Although social capital and relationship building will not adequately address the structural issues of race, class, gender, etc, it can begin to create the cultural spaces to allow us to begin addressing these structural challenges.

The truth of the matter is that most opportunities that people receive are the result of who they know more so than what they know. Expanding social capital across race, class, gender and social lines is an immediate tool to address equity in distressed communities.

And despite the fact that this perspective is likely to be rejected by many, a few bold and courageous voices are serving to demonstrate this possibility. By taking actions in our local communities to connect with others who are willing to embrace creative approaches to thinking and doing, we  begin to explore more equitable ways of dealing with neighborhood decline and other issues.

While it is important for us to continue to be critics to the old model, the majority of our emphasis should be on building institutions rooted in and controlled by community with an emphasis on people over material gain. Anything less than that will lead to the same outcomes: social decay, failing mental health and increased cultural/social polarization.


Please join Kheprw Institute and Spirit & Place starting in January 2017 for critical conversations about the challenges of equity in Indianapolis. For more information visit equity.kheprw.org.

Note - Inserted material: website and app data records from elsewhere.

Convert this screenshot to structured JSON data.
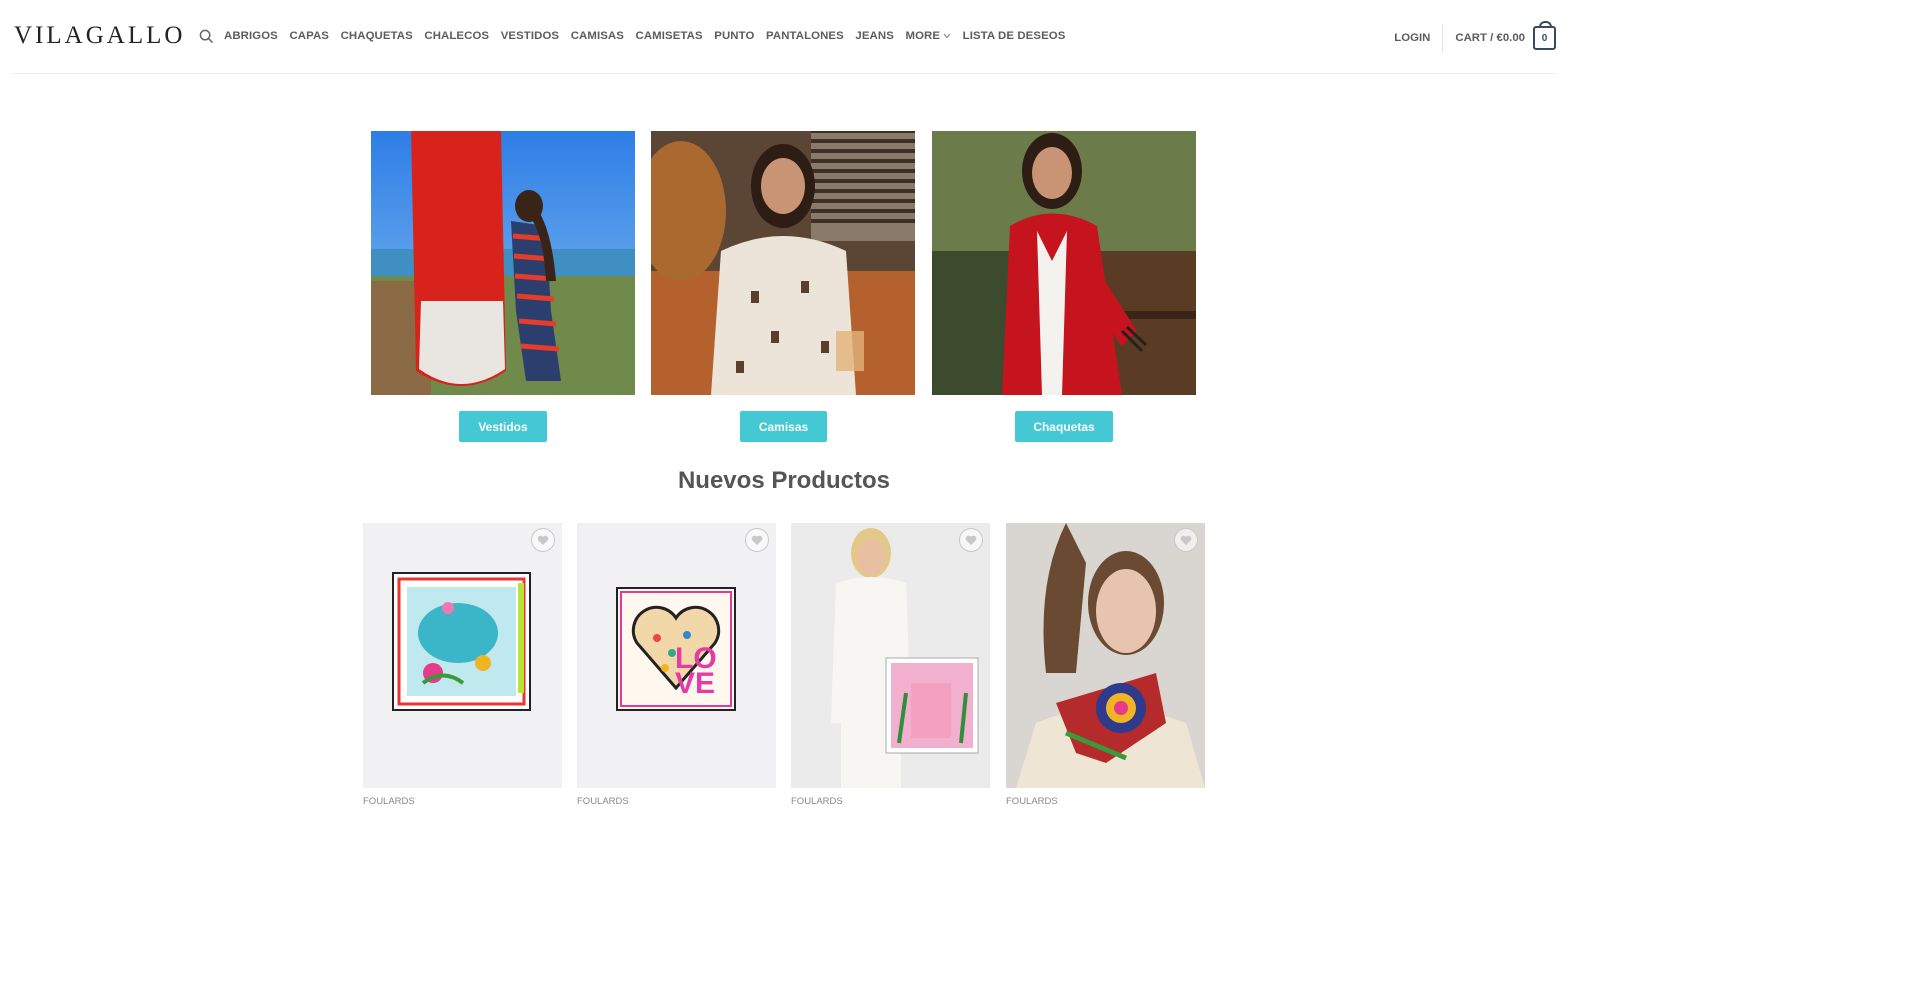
{
  "header": {
    "logo": "VILAGALLO",
    "nav": [
      "ABRIGOS",
      "CAPAS",
      "CHAQUETAS",
      "CHALECOS",
      "VESTIDOS",
      "CAMISAS",
      "CAMISETAS",
      "PUNTO",
      "PANTALONES",
      "JEANS"
    ],
    "more_label": "MORE",
    "wishlist_label": "LISTA DE DESEOS",
    "login_label": "LOGIN",
    "cart_label": "CART / €0.00",
    "cart_count": "0"
  },
  "categories": [
    {
      "label": "Vestidos"
    },
    {
      "label": "Camisas"
    },
    {
      "label": "Chaquetas"
    }
  ],
  "section_title": "Nuevos Productos",
  "products": [
    {
      "category": "FOULARDS"
    },
    {
      "category": "FOULARDS"
    },
    {
      "category": "FOULARDS"
    },
    {
      "category": "FOULARDS"
    }
  ],
  "colors": {
    "accent": "#44c9d4",
    "text": "#555555",
    "cart_border": "#3a4a5c"
  },
  "icons": [
    "search-icon",
    "chevron-down-icon",
    "cart-icon",
    "heart-icon"
  ]
}
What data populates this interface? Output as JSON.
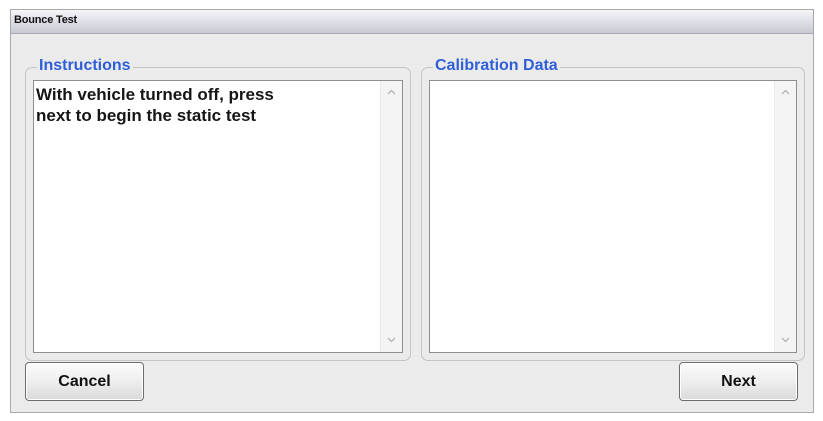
{
  "window": {
    "title": "Bounce Test"
  },
  "instructions": {
    "label": "Instructions",
    "text": "With vehicle turned off, press\nnext to begin the static test"
  },
  "calibration": {
    "label": "Calibration Data",
    "text": ""
  },
  "buttons": {
    "cancel_label": "Cancel",
    "next_label": "Next"
  },
  "icons": {
    "scroll_up": "chevron-up-icon",
    "scroll_down": "chevron-down-icon"
  },
  "colors": {
    "group_label": "#2f5fd8",
    "window_bg": "#ebebeb"
  }
}
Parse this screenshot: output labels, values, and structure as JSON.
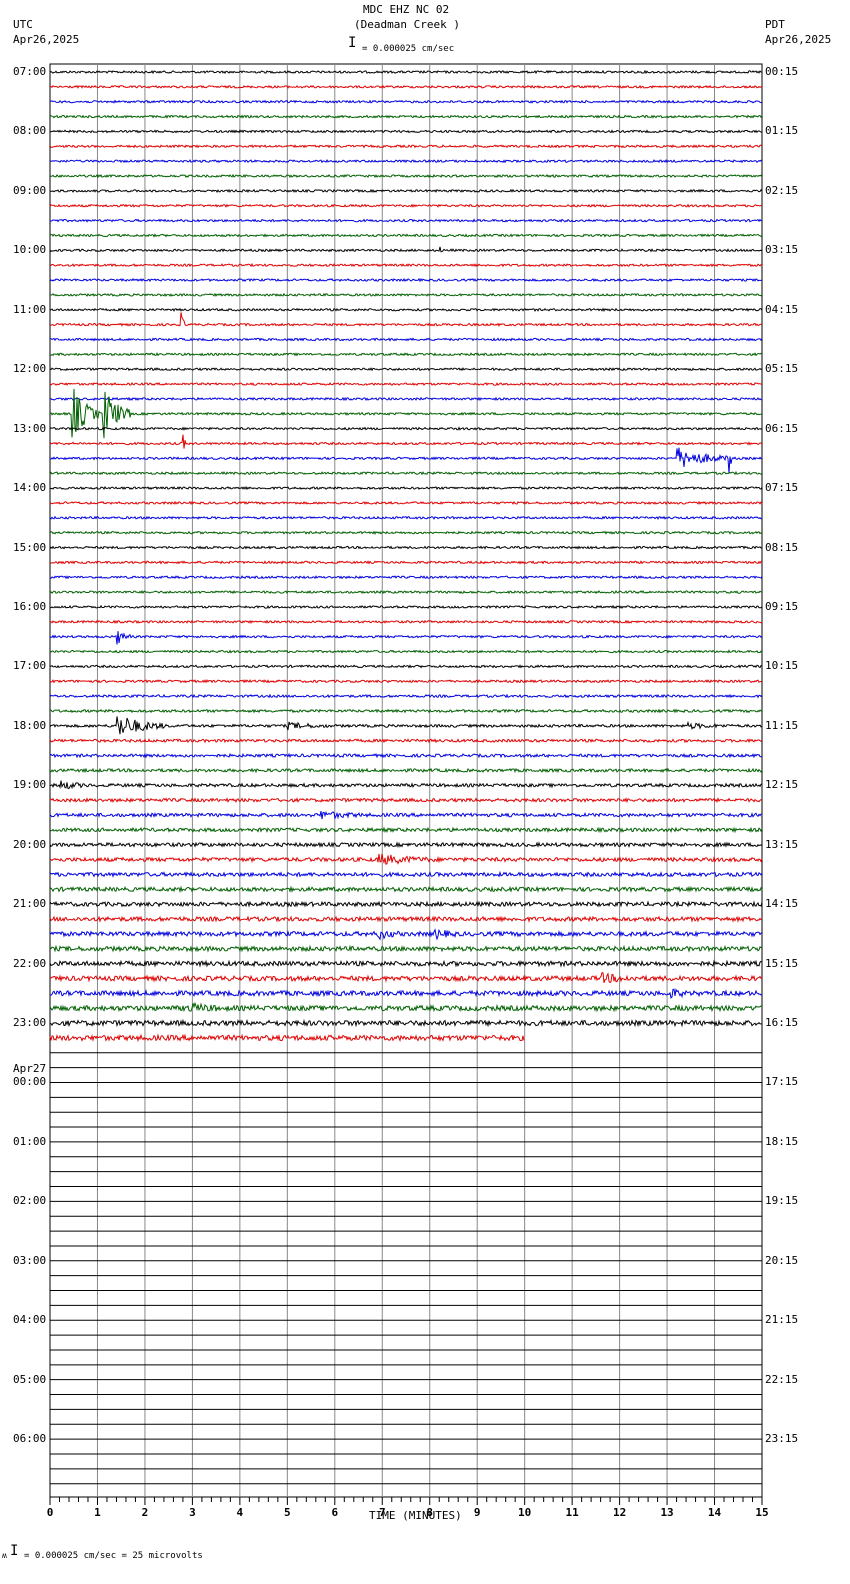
{
  "header": {
    "title": "MDC EHZ NC 02",
    "subtitle": "(Deadman Creek )",
    "scale": "= 0.000025 cm/sec",
    "left_tz": "UTC",
    "left_date": "Apr26,2025",
    "right_tz": "PDT",
    "right_date": "Apr26,2025"
  },
  "footer": {
    "scale": "= 0.000025 cm/sec =      25 microvolts",
    "marker": "ʍ"
  },
  "chart_data": {
    "type": "line",
    "title": "MDC EHZ NC 02 (Deadman Creek )",
    "xlabel": "TIME (MINUTES)",
    "xlim": [
      0,
      15
    ],
    "xticks": [
      "0",
      "1",
      "2",
      "3",
      "4",
      "5",
      "6",
      "7",
      "8",
      "9",
      "10",
      "11",
      "12",
      "13",
      "14",
      "15"
    ],
    "rows_total": 96,
    "rows_with_data": 66,
    "last_row_end_minute": 10,
    "trace_colors": [
      "#000000",
      "#e00000",
      "#0000e0",
      "#006000"
    ],
    "left_labels": [
      "07:00",
      "08:00",
      "09:00",
      "10:00",
      "11:00",
      "12:00",
      "13:00",
      "14:00",
      "15:00",
      "16:00",
      "17:00",
      "18:00",
      "19:00",
      "20:00",
      "21:00",
      "22:00",
      "23:00",
      "00:00",
      "01:00",
      "02:00",
      "03:00",
      "04:00",
      "05:00",
      "06:00"
    ],
    "date_change_label": "Apr27",
    "right_labels": [
      "00:15",
      "01:15",
      "02:15",
      "03:15",
      "04:15",
      "05:15",
      "06:15",
      "07:15",
      "08:15",
      "09:15",
      "10:15",
      "11:15",
      "12:15",
      "13:15",
      "14:15",
      "15:15",
      "16:15",
      "17:15",
      "18:15",
      "19:15",
      "20:15",
      "21:15",
      "22:15",
      "23:15"
    ],
    "events": [
      {
        "row": 12,
        "minute": 8.2,
        "amp": 8,
        "dur": 0.05
      },
      {
        "row": 17,
        "minute": 2.75,
        "amp": 28,
        "dur": 0.05
      },
      {
        "row": 23,
        "minute": 0.45,
        "amp": 60,
        "dur": 0.4
      },
      {
        "row": 23,
        "minute": 1.1,
        "amp": 60,
        "dur": 0.4
      },
      {
        "row": 25,
        "minute": 2.8,
        "amp": 18,
        "dur": 0.05
      },
      {
        "row": 26,
        "minute": 13.2,
        "amp": 22,
        "dur": 0.8
      },
      {
        "row": 26,
        "minute": 14.3,
        "amp": 40,
        "dur": 0.05
      },
      {
        "row": 38,
        "minute": 1.4,
        "amp": 16,
        "dur": 0.2
      },
      {
        "row": 44,
        "minute": 1.4,
        "amp": 25,
        "dur": 0.7
      },
      {
        "row": 44,
        "minute": 5,
        "amp": 6,
        "dur": 0.6
      },
      {
        "row": 44,
        "minute": 13.4,
        "amp": 5,
        "dur": 0.6
      },
      {
        "row": 48,
        "minute": 0.2,
        "amp": 8,
        "dur": 0.4
      },
      {
        "row": 50,
        "minute": 5.7,
        "amp": 7,
        "dur": 0.6
      },
      {
        "row": 53,
        "minute": 6.9,
        "amp": 10,
        "dur": 0.8
      },
      {
        "row": 58,
        "minute": 6.9,
        "amp": 10,
        "dur": 0.3
      },
      {
        "row": 58,
        "minute": 8.1,
        "amp": 9,
        "dur": 0.3
      },
      {
        "row": 61,
        "minute": 11.6,
        "amp": 8,
        "dur": 0.5
      },
      {
        "row": 62,
        "minute": 13.05,
        "amp": 10,
        "dur": 0.2
      },
      {
        "row": 63,
        "minute": 2.9,
        "amp": 8,
        "dur": 0.5
      }
    ]
  }
}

Imhotep Adisa
Imhotep Adisa
Since 2004, Imhotep has served as the Executive Director of the Kheprw Institute. He has spent over thirty years working to lift up issues of equity across public, civic and business sectors. Over the years, Imhotep’s primary emphasis has been to promote indigenous, youth-building initiatives and to engage young people in advancing sustainable practices within themselves and their surrounding community.